  • Ask your provider about the cream to put on your nipples. or you can use coconut/olive oil.
  • Or After breastfeeding, massage some breast milk onto your nipples. Let your breasts air dry.
  • If nothing works, and you want to breastfeed your child, use a nipple shield.


Lots of women have swelling in their hands, feet, and face during pregnancy. It’s caused by extra fluids in your body. It may take time for the swelling to go away after you have your baby.

What you can do:

  • Lie on your left side when resting or sleeping.
  • Put your feet up.
  • Try to stay cool and wear loose clothes.
  • Drink plenty of water.

Constipation and Hemorrhoids

Hemorrhoids are painful, swollen veins in and around the anus that may hurt or bleed. Hemorrhoids are common during and after pregnancy. The first bowel movement after delivery may be delayed to the third or fourth day after delivery. 

What you can do:

  • Try not to strain when you’re having a bowel movement (pooping).
  • Soak in a warm bath, sitz bath. in case you have hemorrhoids.
  • Eat foods that are high in fiber.
  • Drink lots and lots of water. Increase your fluid intake.
  • Ask your provider for a stool softener.

Urinary problems

You may feel discomfort when urinating. Discomfort is common, but be sure to tell your healthcare provider if you feel pain or if urinating is difficult. The stretching of your muscles during delivery can cause temporary loss of urinary and sometimes bowel control. Sometimes you may not be able to stop urinating. This is called incontinence. It usually goes away as your pelvic muscles become stronger again. It will improve a few weeks after delivery. Do Kegel exercises to strengthen your pelvic muscles.

Hormonal Shifts, Baby Blues, and PPD

 Pregnancy and childbirth trigger significant hormonal changes in your body.

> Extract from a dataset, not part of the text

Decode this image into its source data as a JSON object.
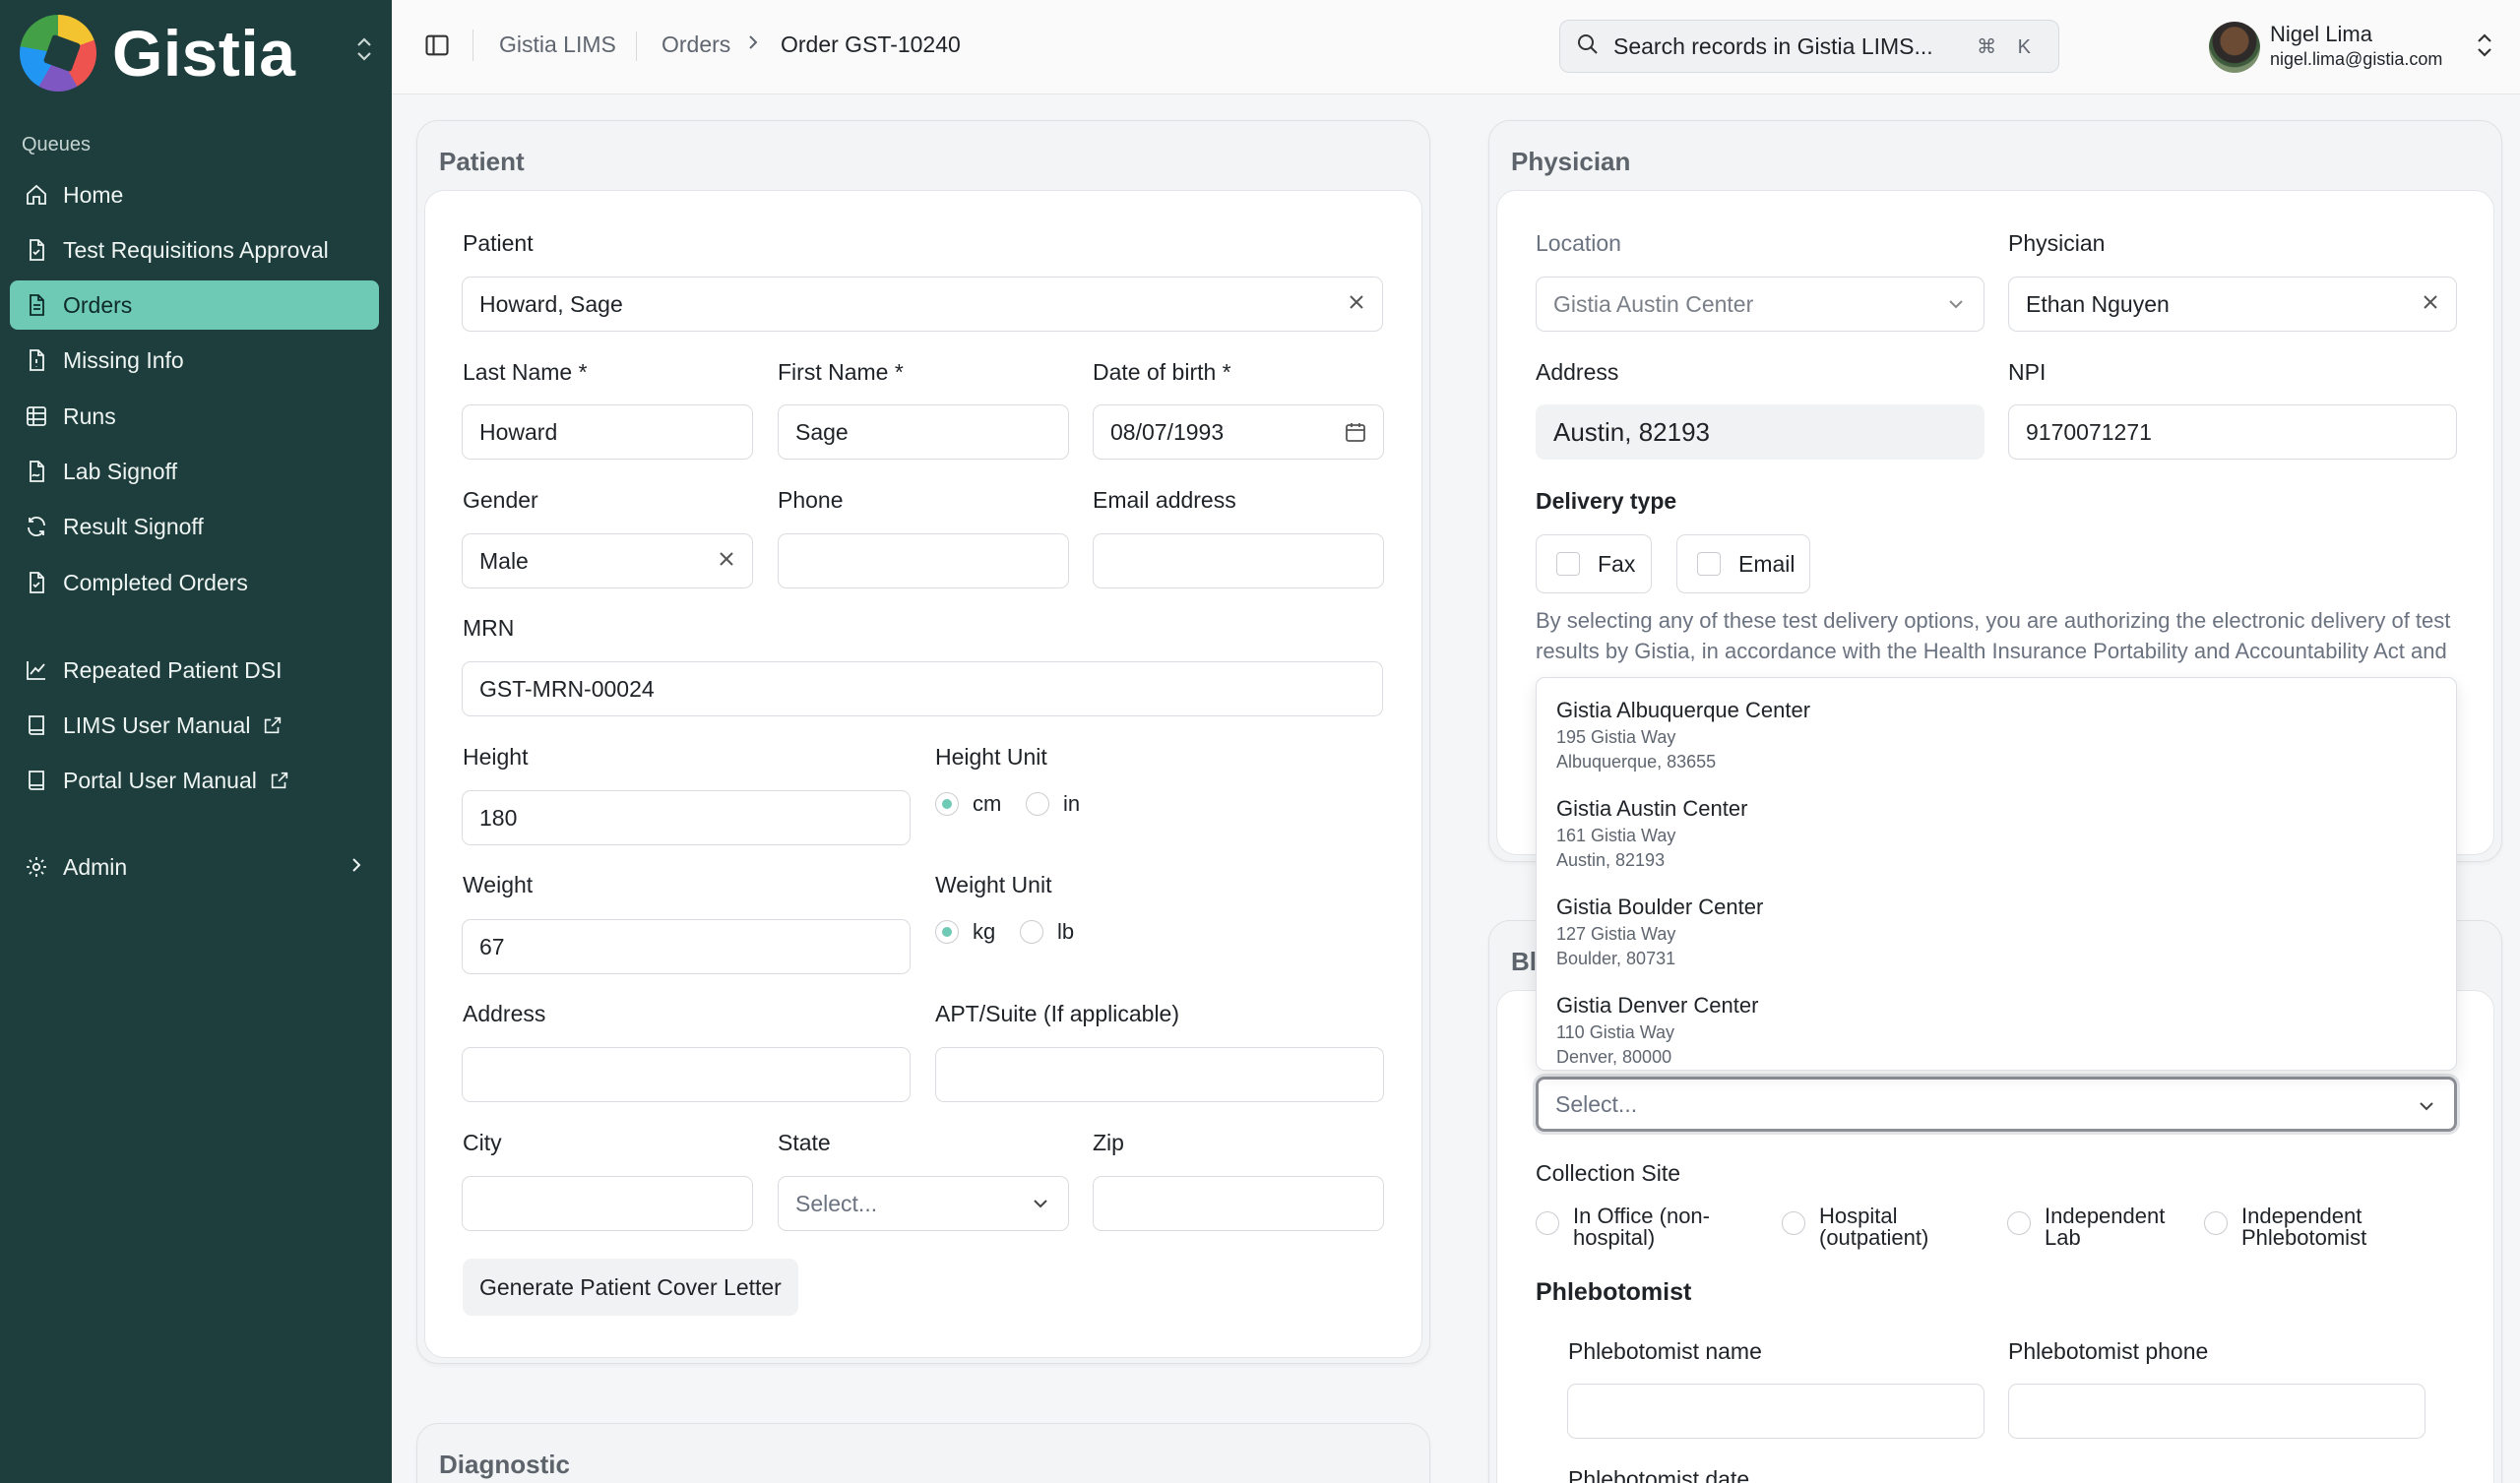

These shifts can affect your mood, and energy levels, and even contribute to postpartum depression. 

Baby (also called postpartum blues) are feelings of sadness a woman may have in the first few days after having a baby. Baby blues can happen 2 to 3 days after you have your baby and can last up to 2 weeks. They usually go away on their own, and you don’t need any treatment.

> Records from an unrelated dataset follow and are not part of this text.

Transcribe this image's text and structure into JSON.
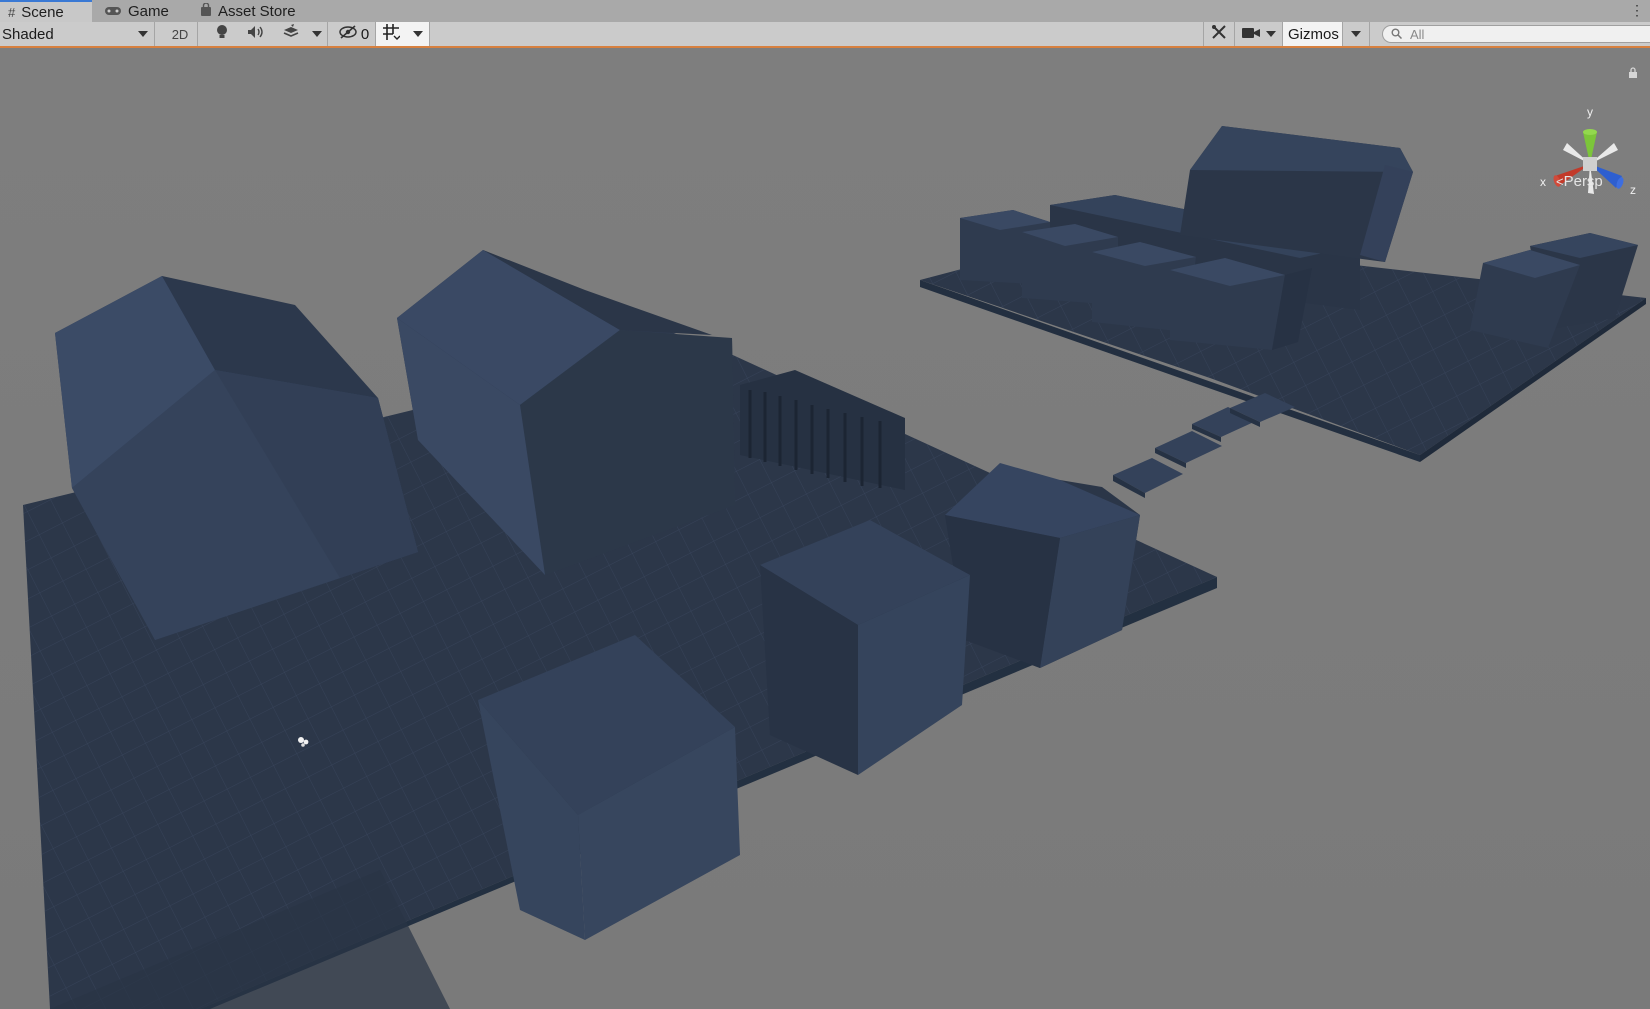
{
  "tabs": [
    {
      "label": "Scene",
      "icon": "hash-icon",
      "active": true
    },
    {
      "label": "Game",
      "icon": "gamepad-icon",
      "active": false
    },
    {
      "label": "Asset Store",
      "icon": "bag-icon",
      "active": false
    }
  ],
  "toolbar": {
    "draw_mode": "Shaded",
    "mode_2d": "2D",
    "hidden_count": "0",
    "gizmos": "Gizmos",
    "search_placeholder": "All"
  },
  "gizmo": {
    "x": "x",
    "y": "y",
    "z": "z",
    "projection": "Persp"
  },
  "colors": {
    "accent_tab": "#3a79d4",
    "toolbar_border": "#d7803f",
    "scene_bg": "#7c7c7c",
    "geometry": "#2f3b4d",
    "axis_x": "#c23a2a",
    "axis_y": "#7cc53a",
    "axis_z": "#2e5fd0"
  }
}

Postpartum depression (also called PPD) is a kind of depression that some women get after having a baby. It's strong feelings of sadness, anxiety (worry), and tiredness that last for a long time after giving birth. These feelings can make it hard for you to take care of yourself and your baby. PPD is a medical condition that needs treatment to get better. It’s the most common complication for women who have just had a baby.

What you can do about the baby blues and PPD:

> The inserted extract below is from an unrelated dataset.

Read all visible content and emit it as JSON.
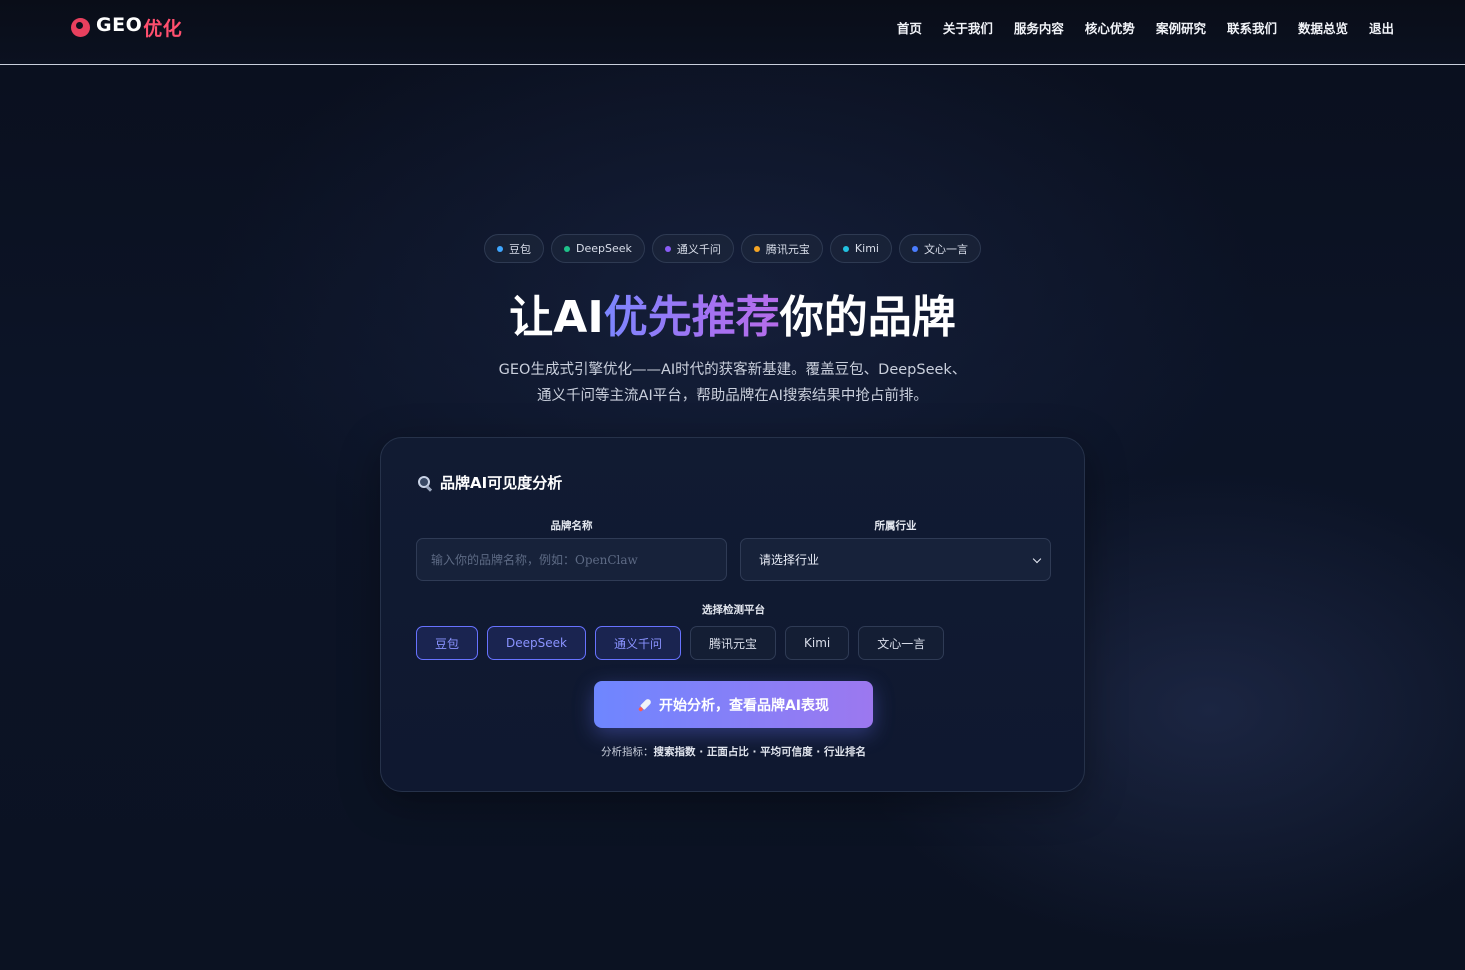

  • Get as much sleep as you can.
  • Ask for help from your partner, family, and friends. Tell them exactly what they can do for you.
  • Take time for yourself. Ask someone you trust to watch your baby so you can get out of the house.
  • Connect with other new moms. Ask your provider to help you find a support group for new moms.
  • Learn about risk factors for PPD and the signs and symptoms of PPD and talk to your healthcare provider

 Emotional Well-being

Your emotional well-being is just as important as your physical recovery. The first 6 weeks postpartum can be emotionally challenging due to hormonal fluctuations, sleep deprivation, and the adjustment to your new role as a mother. Prioritize self-care, seek emotional support from loved ones, and consider joining support groups or seeking counseling if needed.

Many discomforts and body changes after giving birth are normal. But sometimes they’re signs or symptoms of a health problem that needs treatment. Go to all of your postpartum checkups, even if you’re feeling fine. These are medical checkups you get after having a baby to make sure you’re recovering well from labor and birth. At your checkups, your healthcare provider can help spot and treat health conditions. Postpartum care is important because new moms are at risk of serious and sometimes life-threatening health complications in the days and weeks after giving birth.


RELATED ARTICLES New Mother Struggles 

The Importance of Self-Care for New Moms

How to Manage Postpartum Depression and Anxiety: A Guide for New Moms

no body is perfect postpartum post partum depression baby blues hormonal shifts vaginal discharge bleeding Breast engorgement